Parole, on the other hand, is under the board's supervision. As the supervisor of parole, the board appears to have similarly broad discretion under the statute to modify the terms and conditions of parole without a hearing.
The offender on parole is under a sentence and is subject to the board's supervision. If the board determines that additional conditions need to be placed upon an offender, the board is free to do so without the constraints of a hearing. If the board determines that parole supervision is best accomplished through electronic monitoring for a period of time, or residence in a halfway house, the board should be able to make those changes without going through the hearing process. The purpose of parole, as the United States Supreme Court has noted, is “to help individuals reintegrate into society as constructive individuals as soon as they are able, without being confined for the full term of the sentence imposed.” 408 U.S. at 477, 92 S.Ct. 2593. To impose unnecessary constraints upon parole conditions may provide an incentive to keep offenders in prison longer than the board might otherwise deem suitable.
In short, as to the petition for a writ of habeas corpus, petitioner Aziz is on parole, although with greater restrictions on his freedom than existed prior to his 2002 arrest. His petition here sought release from prison because of the due process violations in his parole revocation proceeding. He is released from prison and his petition is, accordingly, moot.3
Aziz's cause is dismissed.
1. The Court expresses its appreciation to attorney Joseph P. Bednar, Jr., who represented petitioner pro bono by appointment of this Court.
2. The minimum due process requirements for final parole hearings are summarized in Mack as follows:a) written notice of the claimed violations of parole;b) disclosure to the parolee of evidence against him;c) opportunity to be heard in person and to present witnesses and documentary evidence;d) the right to confront and cross-examine adverse witnesses (unless the hearing officer specifically finds good cause for not allowing confrontation);e) a ‘neutral and detached’ hearing body such as a traditional parole board, members of which need not be judicial officers or lawyers; andf) a written statement by the factfinders as to the evidence relied on and the reasons for revoking the parole. Mack, 825 S.W.2d at 854.
3. There is a suggestion that the Court should rule on the merits of Aziz's claim on the theory that the parole revocation that occurred here may adversely affect a future parole violation hearing by the board.

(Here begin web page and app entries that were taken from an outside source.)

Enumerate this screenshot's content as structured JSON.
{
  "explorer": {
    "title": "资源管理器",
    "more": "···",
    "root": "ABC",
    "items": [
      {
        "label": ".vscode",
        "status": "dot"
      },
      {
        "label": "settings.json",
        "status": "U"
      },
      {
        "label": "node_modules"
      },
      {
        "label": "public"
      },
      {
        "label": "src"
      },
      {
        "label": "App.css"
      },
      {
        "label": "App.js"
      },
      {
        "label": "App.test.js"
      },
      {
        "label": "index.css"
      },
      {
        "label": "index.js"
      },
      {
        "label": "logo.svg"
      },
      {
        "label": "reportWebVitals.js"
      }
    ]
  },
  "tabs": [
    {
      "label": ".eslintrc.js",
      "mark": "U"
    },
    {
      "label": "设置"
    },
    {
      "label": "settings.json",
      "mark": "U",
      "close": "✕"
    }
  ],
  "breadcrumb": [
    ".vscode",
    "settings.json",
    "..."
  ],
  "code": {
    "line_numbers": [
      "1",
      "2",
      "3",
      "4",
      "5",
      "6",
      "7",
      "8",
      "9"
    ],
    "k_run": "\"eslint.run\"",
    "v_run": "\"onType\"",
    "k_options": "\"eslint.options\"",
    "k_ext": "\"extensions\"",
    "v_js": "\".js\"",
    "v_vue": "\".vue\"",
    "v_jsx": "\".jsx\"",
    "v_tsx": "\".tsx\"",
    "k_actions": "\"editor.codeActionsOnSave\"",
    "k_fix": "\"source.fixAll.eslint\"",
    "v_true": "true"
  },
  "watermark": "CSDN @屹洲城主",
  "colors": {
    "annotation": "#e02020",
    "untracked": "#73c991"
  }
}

The Court, however, cannot assume that Aziz will be the subject of a future parole violation hearing. Consideration of the effect of the recent parole revocation would not be ripe until the board decides to use the prior findings adversely in a future revocation hearing.